_Problem details_: Every line in the records below with the string "value" needs to be copied out.

_Data_:
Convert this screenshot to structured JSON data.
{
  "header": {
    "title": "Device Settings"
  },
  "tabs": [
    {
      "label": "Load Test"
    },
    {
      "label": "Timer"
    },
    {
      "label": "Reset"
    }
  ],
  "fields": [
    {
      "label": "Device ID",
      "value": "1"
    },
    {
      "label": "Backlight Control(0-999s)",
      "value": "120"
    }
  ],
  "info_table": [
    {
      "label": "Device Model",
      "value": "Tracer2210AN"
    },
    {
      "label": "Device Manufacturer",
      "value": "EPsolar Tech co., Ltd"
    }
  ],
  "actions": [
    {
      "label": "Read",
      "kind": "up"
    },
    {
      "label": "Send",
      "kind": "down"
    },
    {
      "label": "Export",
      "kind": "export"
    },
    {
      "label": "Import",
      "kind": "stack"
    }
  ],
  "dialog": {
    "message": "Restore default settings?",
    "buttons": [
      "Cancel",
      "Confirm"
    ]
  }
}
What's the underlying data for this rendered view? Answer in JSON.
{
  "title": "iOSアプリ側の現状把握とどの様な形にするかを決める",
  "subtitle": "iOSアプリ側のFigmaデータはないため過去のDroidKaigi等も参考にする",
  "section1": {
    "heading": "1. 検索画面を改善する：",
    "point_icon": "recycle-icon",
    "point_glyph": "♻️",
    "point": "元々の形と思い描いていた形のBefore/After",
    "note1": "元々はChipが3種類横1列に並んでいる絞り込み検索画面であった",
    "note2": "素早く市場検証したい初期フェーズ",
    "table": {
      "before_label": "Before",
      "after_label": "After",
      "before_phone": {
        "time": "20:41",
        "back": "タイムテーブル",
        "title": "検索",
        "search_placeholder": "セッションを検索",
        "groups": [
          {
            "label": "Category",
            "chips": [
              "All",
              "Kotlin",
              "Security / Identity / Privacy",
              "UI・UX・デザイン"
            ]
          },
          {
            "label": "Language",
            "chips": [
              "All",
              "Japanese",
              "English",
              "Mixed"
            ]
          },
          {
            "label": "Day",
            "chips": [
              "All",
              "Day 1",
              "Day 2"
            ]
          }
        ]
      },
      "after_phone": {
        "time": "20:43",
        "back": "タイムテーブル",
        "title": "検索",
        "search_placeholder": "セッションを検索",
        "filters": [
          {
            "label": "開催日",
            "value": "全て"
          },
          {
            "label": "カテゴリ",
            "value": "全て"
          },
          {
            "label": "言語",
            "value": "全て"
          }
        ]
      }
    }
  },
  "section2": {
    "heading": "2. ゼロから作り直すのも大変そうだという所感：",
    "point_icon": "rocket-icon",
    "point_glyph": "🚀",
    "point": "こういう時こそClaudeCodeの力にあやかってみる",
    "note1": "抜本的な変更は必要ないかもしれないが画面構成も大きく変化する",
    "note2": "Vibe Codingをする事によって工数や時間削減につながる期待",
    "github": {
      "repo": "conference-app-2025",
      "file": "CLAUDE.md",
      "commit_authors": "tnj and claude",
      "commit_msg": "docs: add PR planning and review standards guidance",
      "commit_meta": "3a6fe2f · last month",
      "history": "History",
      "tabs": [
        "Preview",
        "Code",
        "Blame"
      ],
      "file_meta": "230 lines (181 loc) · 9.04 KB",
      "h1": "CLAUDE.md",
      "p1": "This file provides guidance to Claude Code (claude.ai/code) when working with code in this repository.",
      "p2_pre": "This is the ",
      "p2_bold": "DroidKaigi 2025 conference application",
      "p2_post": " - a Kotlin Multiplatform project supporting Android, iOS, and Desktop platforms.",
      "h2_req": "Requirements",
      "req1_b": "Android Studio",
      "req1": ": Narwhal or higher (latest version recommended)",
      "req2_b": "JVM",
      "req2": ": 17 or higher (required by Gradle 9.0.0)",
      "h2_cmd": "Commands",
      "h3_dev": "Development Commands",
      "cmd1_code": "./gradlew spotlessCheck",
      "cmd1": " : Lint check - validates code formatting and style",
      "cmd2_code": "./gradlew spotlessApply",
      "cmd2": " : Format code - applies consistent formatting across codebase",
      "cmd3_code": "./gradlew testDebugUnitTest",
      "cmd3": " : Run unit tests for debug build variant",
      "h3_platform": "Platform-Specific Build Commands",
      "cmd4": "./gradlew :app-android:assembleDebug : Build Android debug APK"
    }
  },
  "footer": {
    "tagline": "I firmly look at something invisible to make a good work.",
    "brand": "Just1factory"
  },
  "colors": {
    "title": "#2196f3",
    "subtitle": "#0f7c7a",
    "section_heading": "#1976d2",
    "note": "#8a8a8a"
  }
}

_Task output_:
      "value": "1"
      "value": "120"
      "value": "Tracer2210AN"
      "value": "EPsolar Tech co., Ltd"
            "value": "全て"
            "value": "全て"
            "value": "全て"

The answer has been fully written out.